The crazy thing about the cycle (aside from my brief reference to The Orlons’ “Wah Watusi”) is that it was written and engraved, parts were extracted and formatted, and everything was sent off within 10 days of putting pencil to paper – while also holding down a full-time day job. (Yes, I sketch on paper first!) A few weeks later, and my head is still spinning from the frenzy of writing!
After finishing Without a Philosophy, I had a few days of relative down time before I packed my bags and ran off to Dallas for 5 days to be a little social butterfly at the American Choral Directors Association’s national conference. I’d never been to an ACDA conference before, so the whole experience was new and exciting. Aside from some travel difficulties getting to Dallas and the need for a better map of the area, it was a great time and I met some really great directors, as well as spent quality time with a few friends. I also learned quite a lot about some holes in the repertoire, as well as cemented some thoughts on a new business model I’ll be trying out with some other composers later this year.

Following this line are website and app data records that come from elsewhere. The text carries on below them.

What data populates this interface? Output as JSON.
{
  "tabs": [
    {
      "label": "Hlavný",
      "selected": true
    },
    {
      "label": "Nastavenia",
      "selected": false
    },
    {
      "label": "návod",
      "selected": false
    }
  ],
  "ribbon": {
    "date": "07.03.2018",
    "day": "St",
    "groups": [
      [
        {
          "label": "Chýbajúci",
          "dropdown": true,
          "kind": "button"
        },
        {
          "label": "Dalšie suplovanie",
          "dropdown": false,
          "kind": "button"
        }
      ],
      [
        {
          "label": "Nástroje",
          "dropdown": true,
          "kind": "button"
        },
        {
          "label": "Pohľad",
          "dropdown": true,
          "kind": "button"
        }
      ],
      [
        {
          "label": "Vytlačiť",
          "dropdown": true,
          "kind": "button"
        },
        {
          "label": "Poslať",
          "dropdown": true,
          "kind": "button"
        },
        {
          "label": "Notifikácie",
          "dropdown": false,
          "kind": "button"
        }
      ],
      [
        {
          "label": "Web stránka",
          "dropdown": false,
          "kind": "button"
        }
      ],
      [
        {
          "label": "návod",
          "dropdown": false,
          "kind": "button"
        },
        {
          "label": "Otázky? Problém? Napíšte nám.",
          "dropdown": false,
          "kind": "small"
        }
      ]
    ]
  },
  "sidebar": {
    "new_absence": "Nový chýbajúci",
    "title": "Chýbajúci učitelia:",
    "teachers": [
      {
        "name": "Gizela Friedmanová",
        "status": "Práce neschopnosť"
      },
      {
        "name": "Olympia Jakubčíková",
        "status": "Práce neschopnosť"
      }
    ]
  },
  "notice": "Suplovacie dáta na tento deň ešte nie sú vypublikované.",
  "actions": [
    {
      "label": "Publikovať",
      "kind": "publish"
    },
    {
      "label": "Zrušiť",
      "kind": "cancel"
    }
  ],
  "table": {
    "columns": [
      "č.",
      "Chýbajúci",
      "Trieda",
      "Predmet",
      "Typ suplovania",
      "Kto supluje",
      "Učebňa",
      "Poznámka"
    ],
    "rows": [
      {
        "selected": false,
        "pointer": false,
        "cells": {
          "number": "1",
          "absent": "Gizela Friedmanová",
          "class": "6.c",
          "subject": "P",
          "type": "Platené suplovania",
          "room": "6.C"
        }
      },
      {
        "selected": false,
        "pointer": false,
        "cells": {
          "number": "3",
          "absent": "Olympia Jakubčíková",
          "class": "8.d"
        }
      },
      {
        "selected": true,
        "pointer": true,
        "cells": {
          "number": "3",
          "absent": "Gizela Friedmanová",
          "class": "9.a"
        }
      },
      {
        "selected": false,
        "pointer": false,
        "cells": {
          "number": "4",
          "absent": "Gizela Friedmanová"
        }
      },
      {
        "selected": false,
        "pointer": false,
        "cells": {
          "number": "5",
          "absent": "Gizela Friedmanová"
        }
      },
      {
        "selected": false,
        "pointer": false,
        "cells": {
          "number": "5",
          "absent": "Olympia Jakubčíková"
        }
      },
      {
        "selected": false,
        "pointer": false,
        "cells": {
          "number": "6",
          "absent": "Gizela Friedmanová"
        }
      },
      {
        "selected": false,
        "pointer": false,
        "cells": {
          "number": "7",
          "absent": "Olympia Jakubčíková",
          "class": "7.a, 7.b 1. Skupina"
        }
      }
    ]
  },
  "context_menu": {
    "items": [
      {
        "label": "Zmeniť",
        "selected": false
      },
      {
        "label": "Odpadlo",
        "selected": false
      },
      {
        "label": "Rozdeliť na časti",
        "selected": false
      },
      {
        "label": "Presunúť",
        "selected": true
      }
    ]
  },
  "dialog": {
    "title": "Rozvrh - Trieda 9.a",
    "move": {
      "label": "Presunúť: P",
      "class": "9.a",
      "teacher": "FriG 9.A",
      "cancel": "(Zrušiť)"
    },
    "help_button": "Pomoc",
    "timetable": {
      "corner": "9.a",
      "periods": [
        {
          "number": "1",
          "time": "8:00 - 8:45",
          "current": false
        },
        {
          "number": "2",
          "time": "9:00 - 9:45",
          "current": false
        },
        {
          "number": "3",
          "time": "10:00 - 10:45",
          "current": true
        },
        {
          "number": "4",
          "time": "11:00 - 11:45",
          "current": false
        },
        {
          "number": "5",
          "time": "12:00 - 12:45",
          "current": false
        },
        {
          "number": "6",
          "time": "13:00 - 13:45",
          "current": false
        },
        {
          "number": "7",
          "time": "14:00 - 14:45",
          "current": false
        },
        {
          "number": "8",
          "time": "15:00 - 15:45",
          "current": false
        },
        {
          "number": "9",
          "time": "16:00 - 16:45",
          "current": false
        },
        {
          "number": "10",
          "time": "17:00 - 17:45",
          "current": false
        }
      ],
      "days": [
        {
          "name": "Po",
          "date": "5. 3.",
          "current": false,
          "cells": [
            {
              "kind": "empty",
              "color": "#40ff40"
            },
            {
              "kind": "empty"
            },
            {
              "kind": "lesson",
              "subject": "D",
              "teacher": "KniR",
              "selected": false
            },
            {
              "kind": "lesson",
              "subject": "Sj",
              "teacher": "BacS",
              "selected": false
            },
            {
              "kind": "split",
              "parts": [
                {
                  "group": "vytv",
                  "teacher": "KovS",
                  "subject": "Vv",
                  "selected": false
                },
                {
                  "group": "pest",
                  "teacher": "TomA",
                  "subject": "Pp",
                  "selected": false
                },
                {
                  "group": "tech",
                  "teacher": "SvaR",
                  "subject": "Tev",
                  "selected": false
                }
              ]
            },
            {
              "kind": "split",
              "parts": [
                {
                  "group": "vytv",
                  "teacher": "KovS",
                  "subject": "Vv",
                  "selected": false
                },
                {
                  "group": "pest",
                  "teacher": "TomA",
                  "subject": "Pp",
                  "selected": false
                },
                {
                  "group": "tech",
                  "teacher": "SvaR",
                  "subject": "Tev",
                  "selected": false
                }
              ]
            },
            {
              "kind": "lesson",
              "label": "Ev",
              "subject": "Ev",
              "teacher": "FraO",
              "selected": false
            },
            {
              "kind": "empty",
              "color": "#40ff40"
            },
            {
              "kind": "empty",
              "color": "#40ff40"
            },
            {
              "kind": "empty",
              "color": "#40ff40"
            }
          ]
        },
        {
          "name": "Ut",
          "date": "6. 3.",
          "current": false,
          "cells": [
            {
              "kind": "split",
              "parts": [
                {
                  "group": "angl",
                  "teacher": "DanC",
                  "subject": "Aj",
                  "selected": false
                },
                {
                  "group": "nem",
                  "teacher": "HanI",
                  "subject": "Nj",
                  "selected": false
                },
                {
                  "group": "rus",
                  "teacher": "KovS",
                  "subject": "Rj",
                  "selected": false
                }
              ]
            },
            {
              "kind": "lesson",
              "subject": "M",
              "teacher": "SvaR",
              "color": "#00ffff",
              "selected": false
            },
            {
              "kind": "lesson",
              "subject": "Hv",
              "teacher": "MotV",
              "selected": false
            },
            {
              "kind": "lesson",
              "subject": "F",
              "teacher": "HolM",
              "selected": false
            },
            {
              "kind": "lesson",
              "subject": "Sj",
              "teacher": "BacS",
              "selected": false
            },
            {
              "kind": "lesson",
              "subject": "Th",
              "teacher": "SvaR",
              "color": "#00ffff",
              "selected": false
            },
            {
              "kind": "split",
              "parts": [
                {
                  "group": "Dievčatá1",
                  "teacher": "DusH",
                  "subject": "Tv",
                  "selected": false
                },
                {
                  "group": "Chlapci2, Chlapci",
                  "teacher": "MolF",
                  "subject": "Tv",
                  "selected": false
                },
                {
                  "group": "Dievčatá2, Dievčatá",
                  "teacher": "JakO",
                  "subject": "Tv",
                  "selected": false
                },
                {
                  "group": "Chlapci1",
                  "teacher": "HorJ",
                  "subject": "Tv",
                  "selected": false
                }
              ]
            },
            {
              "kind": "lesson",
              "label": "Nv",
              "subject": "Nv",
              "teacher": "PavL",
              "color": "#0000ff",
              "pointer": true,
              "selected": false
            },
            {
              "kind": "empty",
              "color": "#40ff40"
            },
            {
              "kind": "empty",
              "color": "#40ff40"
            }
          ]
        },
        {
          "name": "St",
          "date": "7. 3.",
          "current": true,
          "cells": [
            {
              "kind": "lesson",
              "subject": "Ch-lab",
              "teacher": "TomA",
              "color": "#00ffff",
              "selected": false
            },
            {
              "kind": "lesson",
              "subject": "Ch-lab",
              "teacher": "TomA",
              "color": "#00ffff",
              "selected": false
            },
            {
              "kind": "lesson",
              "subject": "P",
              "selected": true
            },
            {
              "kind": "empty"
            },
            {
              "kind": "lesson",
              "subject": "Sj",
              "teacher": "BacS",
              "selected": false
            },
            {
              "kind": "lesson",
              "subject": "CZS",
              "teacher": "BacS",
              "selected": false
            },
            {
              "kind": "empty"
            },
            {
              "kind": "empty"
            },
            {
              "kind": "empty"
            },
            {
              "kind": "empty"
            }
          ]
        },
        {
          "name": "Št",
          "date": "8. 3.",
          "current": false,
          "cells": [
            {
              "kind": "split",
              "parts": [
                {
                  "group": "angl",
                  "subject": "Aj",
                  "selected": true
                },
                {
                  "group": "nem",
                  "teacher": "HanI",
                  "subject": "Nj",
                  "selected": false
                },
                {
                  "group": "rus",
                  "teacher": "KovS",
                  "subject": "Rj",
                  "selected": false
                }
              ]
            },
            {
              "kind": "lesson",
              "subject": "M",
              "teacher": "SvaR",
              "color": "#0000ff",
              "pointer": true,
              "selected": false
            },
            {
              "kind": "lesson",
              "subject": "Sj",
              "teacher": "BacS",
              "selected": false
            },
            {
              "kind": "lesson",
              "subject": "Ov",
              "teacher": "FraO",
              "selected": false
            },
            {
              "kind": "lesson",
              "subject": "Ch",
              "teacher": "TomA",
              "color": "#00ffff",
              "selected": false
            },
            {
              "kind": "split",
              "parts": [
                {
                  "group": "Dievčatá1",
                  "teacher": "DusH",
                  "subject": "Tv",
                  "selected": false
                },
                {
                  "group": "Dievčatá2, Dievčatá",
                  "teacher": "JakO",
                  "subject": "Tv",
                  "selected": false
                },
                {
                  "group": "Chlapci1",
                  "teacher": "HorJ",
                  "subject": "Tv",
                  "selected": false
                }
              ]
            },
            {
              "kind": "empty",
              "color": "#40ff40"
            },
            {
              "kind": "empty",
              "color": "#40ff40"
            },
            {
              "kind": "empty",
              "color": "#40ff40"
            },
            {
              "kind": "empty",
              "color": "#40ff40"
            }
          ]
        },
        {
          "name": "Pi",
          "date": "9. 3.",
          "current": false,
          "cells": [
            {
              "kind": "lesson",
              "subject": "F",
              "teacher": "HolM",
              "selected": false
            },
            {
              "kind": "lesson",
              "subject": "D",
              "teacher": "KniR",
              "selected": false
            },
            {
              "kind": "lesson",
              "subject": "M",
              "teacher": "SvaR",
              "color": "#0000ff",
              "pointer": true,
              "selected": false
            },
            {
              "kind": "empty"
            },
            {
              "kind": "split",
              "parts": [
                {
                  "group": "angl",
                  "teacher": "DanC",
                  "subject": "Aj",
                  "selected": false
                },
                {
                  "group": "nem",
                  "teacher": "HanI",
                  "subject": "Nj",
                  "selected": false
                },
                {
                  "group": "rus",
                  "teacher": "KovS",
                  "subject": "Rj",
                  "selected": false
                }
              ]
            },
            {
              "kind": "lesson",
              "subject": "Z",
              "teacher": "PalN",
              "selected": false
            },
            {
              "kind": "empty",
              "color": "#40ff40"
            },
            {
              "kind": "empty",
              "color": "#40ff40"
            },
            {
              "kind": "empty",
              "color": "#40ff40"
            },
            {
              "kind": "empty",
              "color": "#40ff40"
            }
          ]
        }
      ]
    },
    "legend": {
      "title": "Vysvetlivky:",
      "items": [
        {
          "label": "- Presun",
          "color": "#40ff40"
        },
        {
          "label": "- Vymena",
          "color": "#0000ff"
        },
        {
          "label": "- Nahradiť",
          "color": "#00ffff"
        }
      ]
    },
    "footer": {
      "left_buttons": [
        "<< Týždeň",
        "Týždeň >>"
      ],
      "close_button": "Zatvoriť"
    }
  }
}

After Dallas, I revisited Voices and finally got the ending right. And I banged out the parts to Only Air and sent them off so that rehearsals could start.
Blah blah blah, I quit my day job to go full-time freelance, blah blah, more on that later.
5)And this past weekend while staying with Darien and his parents at their house in Montauk, I composed a new 4 1/2 minute piece for SSA choir and piano – Sunset: St. Louis, text by Sara Teasdale. The intention was to send it off to a competition (with fantastic terms and no entry fee, mind you), but it turns out that when I printed out the guidelines, they hadn’t been updated for this year’s voicing, which was mixed choir – SSA was last year! Regardless, I now know that not only can I write a 10 minute song cycle in 10 days, but I can also write and fully engrave a 4 1/2 minute choral piece in just under 32 hours!
And since I can’t enter the piece into the competition, I’ve made it available on NewMusicShelf with a 40% discount through the 13th. So if you or a director you know with a women’s/treble choir are looking for some new material, send ‘em over here and tell ‘em to use the code STLOUIS.